= INFORMATION PROVIDED =
+ + +

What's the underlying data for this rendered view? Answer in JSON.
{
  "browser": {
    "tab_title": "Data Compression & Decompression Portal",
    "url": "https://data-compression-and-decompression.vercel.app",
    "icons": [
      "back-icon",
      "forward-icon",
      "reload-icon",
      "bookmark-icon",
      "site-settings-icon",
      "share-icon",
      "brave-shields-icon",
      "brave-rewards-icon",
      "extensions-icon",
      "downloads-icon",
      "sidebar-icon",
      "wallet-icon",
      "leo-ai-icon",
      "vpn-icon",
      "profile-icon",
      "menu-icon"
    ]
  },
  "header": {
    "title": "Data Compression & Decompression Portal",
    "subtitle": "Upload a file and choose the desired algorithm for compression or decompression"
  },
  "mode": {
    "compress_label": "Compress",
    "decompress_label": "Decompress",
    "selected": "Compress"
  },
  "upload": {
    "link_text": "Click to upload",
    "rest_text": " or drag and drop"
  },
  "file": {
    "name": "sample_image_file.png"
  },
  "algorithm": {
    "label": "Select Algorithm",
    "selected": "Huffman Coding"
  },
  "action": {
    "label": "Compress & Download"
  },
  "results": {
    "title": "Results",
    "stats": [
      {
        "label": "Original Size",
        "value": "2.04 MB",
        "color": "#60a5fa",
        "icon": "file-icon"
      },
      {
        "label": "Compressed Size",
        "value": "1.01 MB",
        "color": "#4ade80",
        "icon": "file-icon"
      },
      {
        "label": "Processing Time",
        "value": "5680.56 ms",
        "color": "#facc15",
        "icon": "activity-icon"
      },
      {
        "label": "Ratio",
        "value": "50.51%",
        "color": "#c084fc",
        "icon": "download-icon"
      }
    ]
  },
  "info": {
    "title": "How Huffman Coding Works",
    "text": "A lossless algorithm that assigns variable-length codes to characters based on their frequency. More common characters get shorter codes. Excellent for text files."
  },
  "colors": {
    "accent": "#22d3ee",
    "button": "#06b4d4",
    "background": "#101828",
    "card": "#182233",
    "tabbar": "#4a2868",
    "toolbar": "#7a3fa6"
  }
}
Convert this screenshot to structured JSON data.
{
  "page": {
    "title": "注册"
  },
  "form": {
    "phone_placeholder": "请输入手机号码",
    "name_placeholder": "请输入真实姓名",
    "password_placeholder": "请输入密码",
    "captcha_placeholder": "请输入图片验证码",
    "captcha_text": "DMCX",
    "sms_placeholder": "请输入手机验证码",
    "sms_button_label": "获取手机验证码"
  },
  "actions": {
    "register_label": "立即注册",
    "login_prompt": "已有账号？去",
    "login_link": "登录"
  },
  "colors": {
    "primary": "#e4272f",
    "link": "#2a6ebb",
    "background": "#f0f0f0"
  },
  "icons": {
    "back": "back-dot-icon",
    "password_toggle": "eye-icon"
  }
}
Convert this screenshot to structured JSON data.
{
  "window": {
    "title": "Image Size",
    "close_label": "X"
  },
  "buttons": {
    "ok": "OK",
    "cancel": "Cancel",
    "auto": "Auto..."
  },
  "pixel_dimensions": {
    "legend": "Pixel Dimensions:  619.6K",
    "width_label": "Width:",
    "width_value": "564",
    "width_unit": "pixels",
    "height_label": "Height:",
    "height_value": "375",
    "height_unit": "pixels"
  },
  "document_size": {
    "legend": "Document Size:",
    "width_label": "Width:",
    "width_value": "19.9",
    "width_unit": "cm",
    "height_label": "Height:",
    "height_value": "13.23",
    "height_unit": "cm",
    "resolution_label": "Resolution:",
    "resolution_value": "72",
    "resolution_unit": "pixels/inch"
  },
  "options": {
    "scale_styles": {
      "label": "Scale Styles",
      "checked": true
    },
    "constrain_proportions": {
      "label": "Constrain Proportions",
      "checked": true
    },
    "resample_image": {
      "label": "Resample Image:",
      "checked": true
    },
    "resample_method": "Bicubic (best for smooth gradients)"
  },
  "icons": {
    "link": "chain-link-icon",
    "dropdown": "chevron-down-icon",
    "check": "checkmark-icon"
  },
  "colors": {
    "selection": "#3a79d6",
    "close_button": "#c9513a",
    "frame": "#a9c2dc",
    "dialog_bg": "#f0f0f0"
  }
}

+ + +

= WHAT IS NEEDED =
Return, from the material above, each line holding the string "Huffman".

= RESPONSE FOR THIS EXERCISE =
    "selected": "Huffman Coding"
    "title": "How Huffman Coding Works",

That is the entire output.